Excerpts from an interface dataset
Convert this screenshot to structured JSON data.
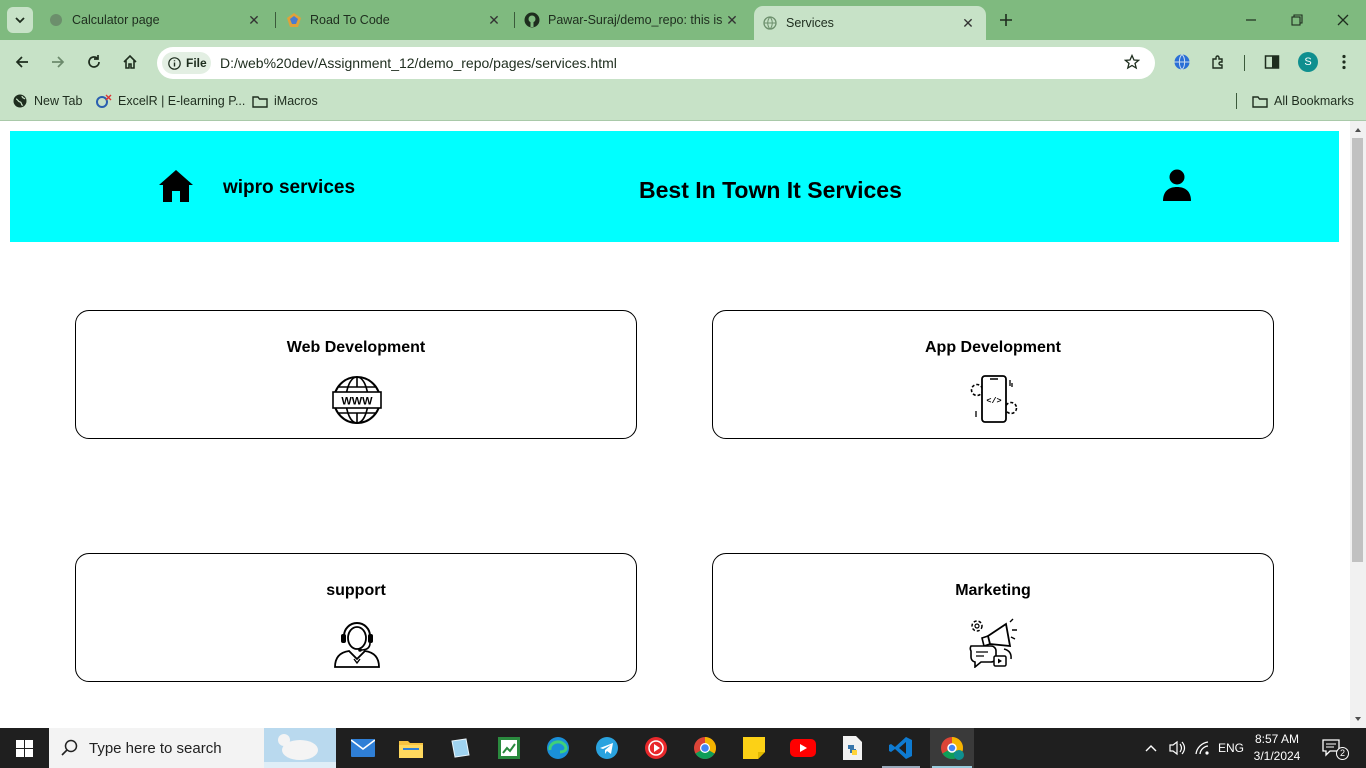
{
  "browser": {
    "tabs": [
      {
        "title": "Calculator page",
        "active": false
      },
      {
        "title": "Road To Code",
        "active": false
      },
      {
        "title": "Pawar-Suraj/demo_repo: this is",
        "active": false
      },
      {
        "title": "Services",
        "active": true
      }
    ],
    "new_tab_icon": "plus-icon",
    "address": {
      "chip_label": "File",
      "url": "D:/web%20dev/Assignment_12/demo_repo/pages/services.html"
    },
    "profile_initial": "S",
    "bookmarks": [
      {
        "label": "New Tab",
        "icon": "globe-icon"
      },
      {
        "label": "ExcelR | E-learning P...",
        "icon": "excelr-icon"
      },
      {
        "label": "iMacros",
        "icon": "folder-icon"
      }
    ],
    "all_bookmarks_label": "All Bookmarks"
  },
  "page": {
    "header": {
      "brand": "wipro services",
      "headline": "Best In Town It Services",
      "background": "#00ffff"
    },
    "services": [
      {
        "title": "Web Development",
        "icon": "www-globe-icon"
      },
      {
        "title": "App Development",
        "icon": "mobile-code-gear-icon"
      },
      {
        "title": "support",
        "icon": "headset-agent-icon"
      },
      {
        "title": "Marketing",
        "icon": "megaphone-marketing-icon"
      }
    ]
  },
  "taskbar": {
    "search_placeholder": "Type here to search",
    "time": "8:57 AM",
    "date": "3/1/2024",
    "language": "ENG",
    "notification_count": "2"
  }
}
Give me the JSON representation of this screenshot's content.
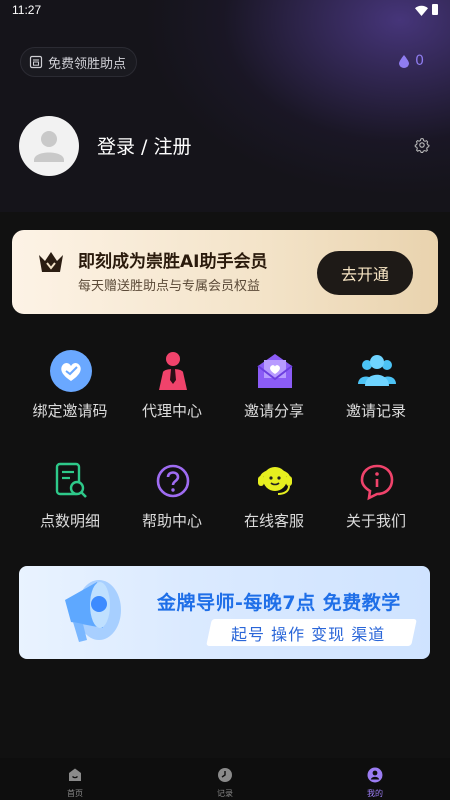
{
  "status_bar": {
    "time": "11:27"
  },
  "header": {
    "points_pill_label": "免费领胜助点",
    "balance": "0"
  },
  "profile": {
    "login_text": "登录 / 注册"
  },
  "vip_banner": {
    "title": "即刻成为崇胜AI助手会员",
    "subtitle": "每天赠送胜助点与专属会员权益",
    "button_label": "去开通"
  },
  "grid": {
    "items": [
      {
        "label": "绑定邀请码",
        "icon": "heart-badge-icon"
      },
      {
        "label": "代理中心",
        "icon": "agent-icon"
      },
      {
        "label": "邀请分享",
        "icon": "envelope-heart-icon"
      },
      {
        "label": "邀请记录",
        "icon": "users-icon"
      },
      {
        "label": "点数明细",
        "icon": "document-search-icon"
      },
      {
        "label": "帮助中心",
        "icon": "help-icon"
      },
      {
        "label": "在线客服",
        "icon": "headset-icon"
      },
      {
        "label": "关于我们",
        "icon": "info-icon"
      }
    ]
  },
  "promo": {
    "title": "金牌导师-每晚7点 免费教学",
    "tags": "起号 操作 变现 渠道"
  },
  "tabbar": {
    "tabs": [
      {
        "label": "首页",
        "icon": "home-icon"
      },
      {
        "label": "记录",
        "icon": "clock-icon"
      },
      {
        "label": "我的",
        "icon": "profile-icon"
      }
    ]
  },
  "colors": {
    "background": "#111111",
    "accent": "#9b7cf2",
    "vip_gold": "#f3e3c8",
    "promo_blue": "#1f6fe8"
  }
}
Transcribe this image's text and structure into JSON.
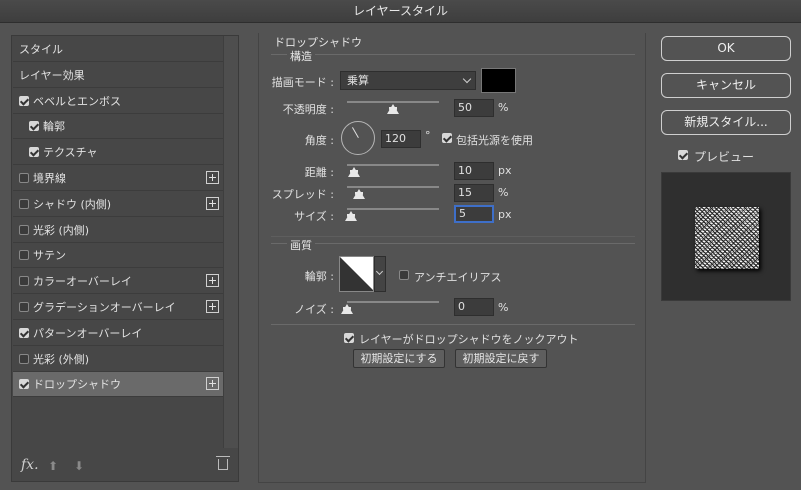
{
  "window": {
    "title": "レイヤースタイル"
  },
  "styles_list": [
    {
      "label": "スタイル",
      "checkbox": null,
      "plus": false,
      "selected": false
    },
    {
      "label": "レイヤー効果",
      "checkbox": null,
      "plus": false,
      "selected": false
    },
    {
      "label": "ベベルとエンボス",
      "checkbox": true,
      "plus": false,
      "selected": false
    },
    {
      "label": "輪郭",
      "checkbox": true,
      "plus": false,
      "selected": false,
      "indent": true
    },
    {
      "label": "テクスチャ",
      "checkbox": true,
      "plus": false,
      "selected": false,
      "indent": true
    },
    {
      "label": "境界線",
      "checkbox": false,
      "plus": true,
      "selected": false
    },
    {
      "label": "シャドウ (内側)",
      "checkbox": false,
      "plus": true,
      "selected": false
    },
    {
      "label": "光彩 (内側)",
      "checkbox": false,
      "plus": false,
      "selected": false
    },
    {
      "label": "サテン",
      "checkbox": false,
      "plus": false,
      "selected": false
    },
    {
      "label": "カラーオーバーレイ",
      "checkbox": false,
      "plus": true,
      "selected": false
    },
    {
      "label": "グラデーションオーバーレイ",
      "checkbox": false,
      "plus": true,
      "selected": false
    },
    {
      "label": "パターンオーバーレイ",
      "checkbox": true,
      "plus": false,
      "selected": false
    },
    {
      "label": "光彩 (外側)",
      "checkbox": false,
      "plus": false,
      "selected": false
    },
    {
      "label": "ドロップシャドウ",
      "checkbox": true,
      "plus": true,
      "selected": true
    }
  ],
  "footer": {
    "fx_label": "fx."
  },
  "drop_shadow": {
    "section_title": "ドロップシャドウ",
    "structure_title": "構造",
    "blend_mode_label": "描画モード :",
    "blend_mode_value": "乗算",
    "blend_color": "#000000",
    "opacity_label": "不透明度 :",
    "opacity_value": "50",
    "opacity_unit": "%",
    "opacity_level": 0.5,
    "angle_label": "角度 :",
    "angle_value": "120",
    "angle_unit": "°",
    "global_light_label": "包括光源を使用",
    "global_light_checked": true,
    "distance_label": "距離 :",
    "distance_value": "10",
    "distance_unit": "px",
    "spread_label": "スプレッド :",
    "spread_value": "15",
    "spread_unit": "%",
    "size_label": "サイズ :",
    "size_value": "5",
    "size_unit": "px",
    "quality_title": "画質",
    "contour_label": "輪郭 :",
    "antialias_label": "アンチエイリアス",
    "antialias_checked": false,
    "noise_label": "ノイズ :",
    "noise_value": "0",
    "noise_unit": "%",
    "knockout_label": "レイヤーがドロップシャドウをノックアウト",
    "knockout_checked": true,
    "make_default_label": "初期設定にする",
    "reset_default_label": "初期設定に戻す"
  },
  "right_panel": {
    "ok_label": "OK",
    "cancel_label": "キャンセル",
    "new_style_label": "新規スタイル...",
    "preview_label": "プレビュー",
    "preview_checked": true
  }
}
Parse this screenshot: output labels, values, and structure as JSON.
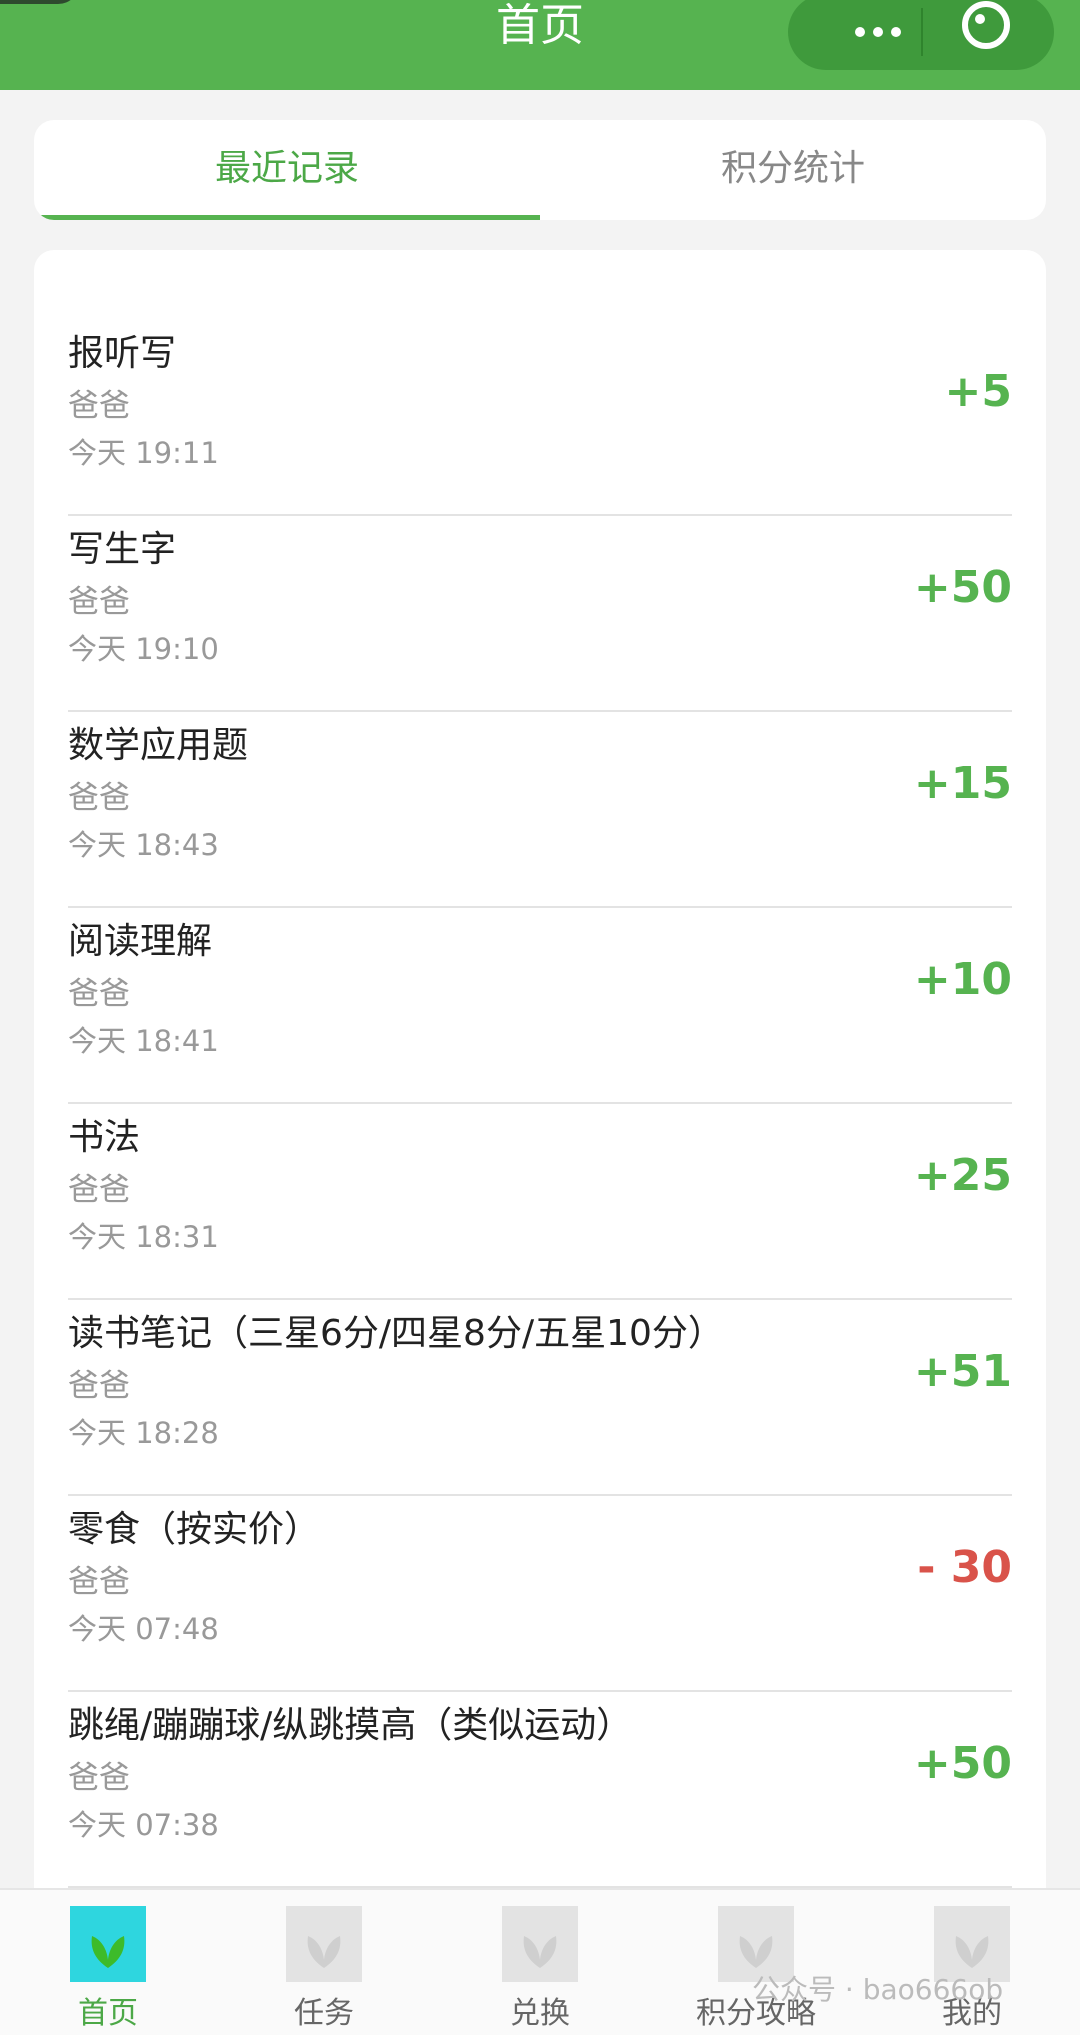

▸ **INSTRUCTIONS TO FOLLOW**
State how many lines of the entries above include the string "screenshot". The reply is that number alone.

▸ **SOLUTION**
3